If I succeed in retuning to the realm of life I shall pick up your hand again, and I shall kiss it in gratitude for its waiting for me, waiting for my sojourn to pass, for me to return, thin, starved, humbled: hungry just for what is little, hungry just for what is less.
Because sitting here quietly, I have come to want to experience my own remoteness as the only way of experiencing my nowness. And that, which is apparently innocent, that was again an enjoyment that resembled a horrendous, cosmic pleasure.
To relive it, I am letting go of your hand.


The Passion According to G.H. is not really a novel (in any meaningful sense of the word). Instead it is actually a collection of aphoristic speculations on a bunch of things, written mostly in a free-associative way, or at least that's how it read to me. There is a narrator alright. She calls herself G.H. but later says it is not her real name. (It actually is an initial for "human race" in Portuguese). The only real event that happens in the novel is crushing and killing of a poor cockroach. This event sparks off lots of thoughts and speculations mostly related to that magical philosophical word "Being", which also sometimes leads to thoughts about "Non-being", even "Nothingness." Those who have their Sartre and Heidegger all done with, might be able to appreciate what really goes on here but as a philosophical dunderhead it all sounded a lot of gibberish to me. Not surprisingly, the translator of the book in his introduction says while remaining largely obscure and mostly unread in the Anglo-American world, Lispector is highly regarded in France (even more than her native Brazil), where she has been subject of numerous monographs and dissertations. Not that I doubt the profundity or the seriousness, one just needs a solid intellectual background apart from some patience.

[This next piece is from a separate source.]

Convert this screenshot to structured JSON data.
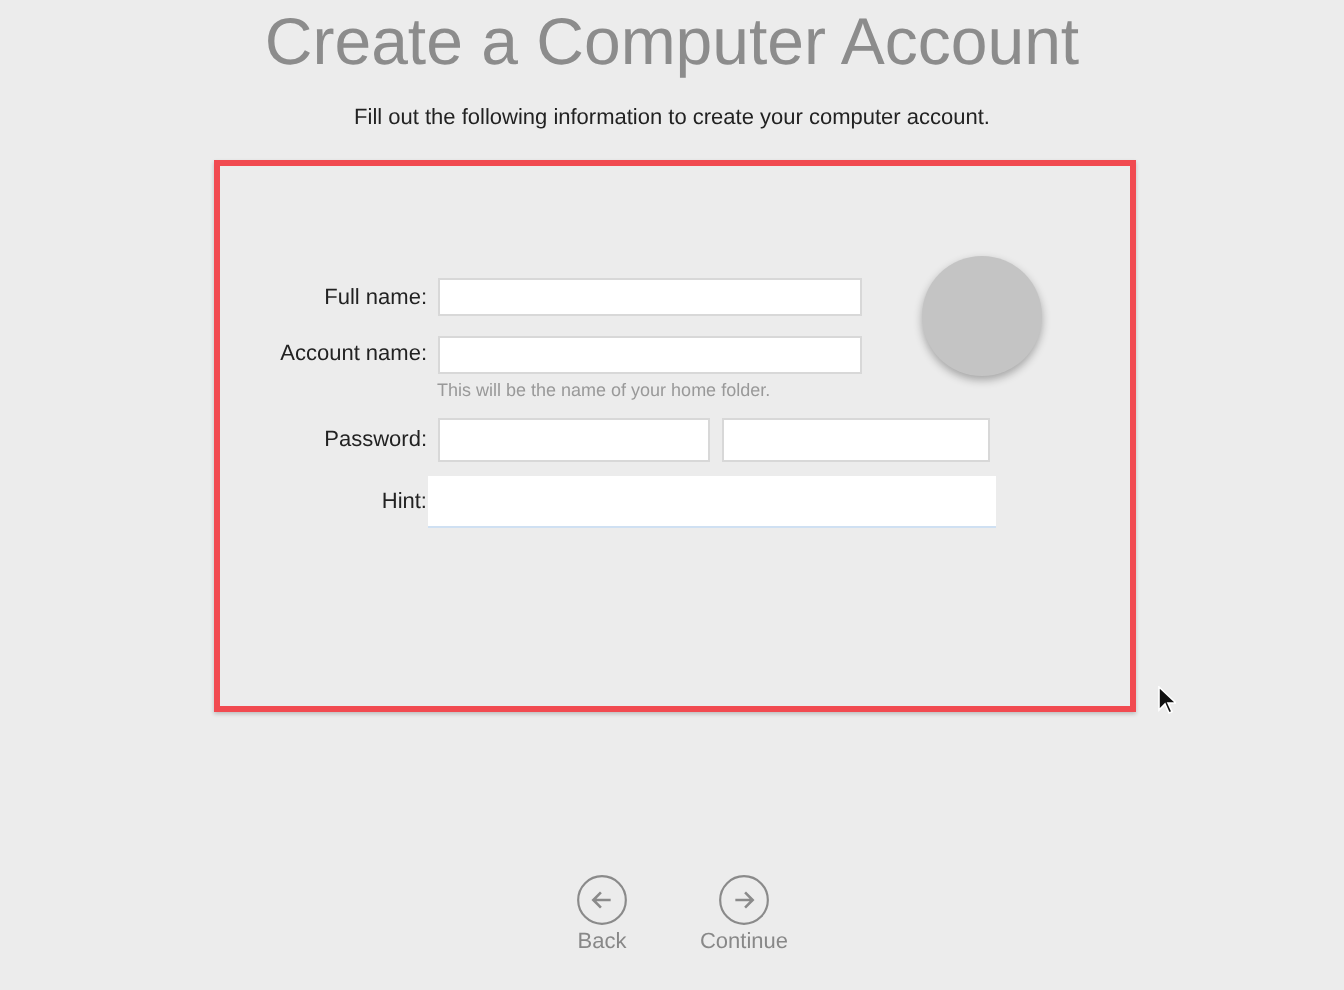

It may or may not be related to what Lispector says in the book but all this talk about "Being" in the context of thinking about life of a cockroach reminded me of a line of thinking that interests me a lot. At one place she says that a lack of self-awareness implies that "nonbeing is a closer approximation to truth." She is probably critical of this position but I am not sure. Is a cockroach's way of being not a being at all because it lacks self-awareness or even more fundamentally, it lacks "language"? This struck me also because I was reading Celine's Journey to the End of the Night in which at one place the narrator says that he prefers an insect's life because unlike humans it doesn't need to "believe" to go on with life, which to him, by definition, smacks of dishonesty, compromise and hypocrisy. In other words an insect's way of being is more authentic, truthful and less alienated than a man's being can ever be?

1 comment:

antonia said...

i think i read it a decade ago or so which is why i can't remember much, but The Apple in the dark is sort of more coherent, like a novel 'as we know it' and just as great.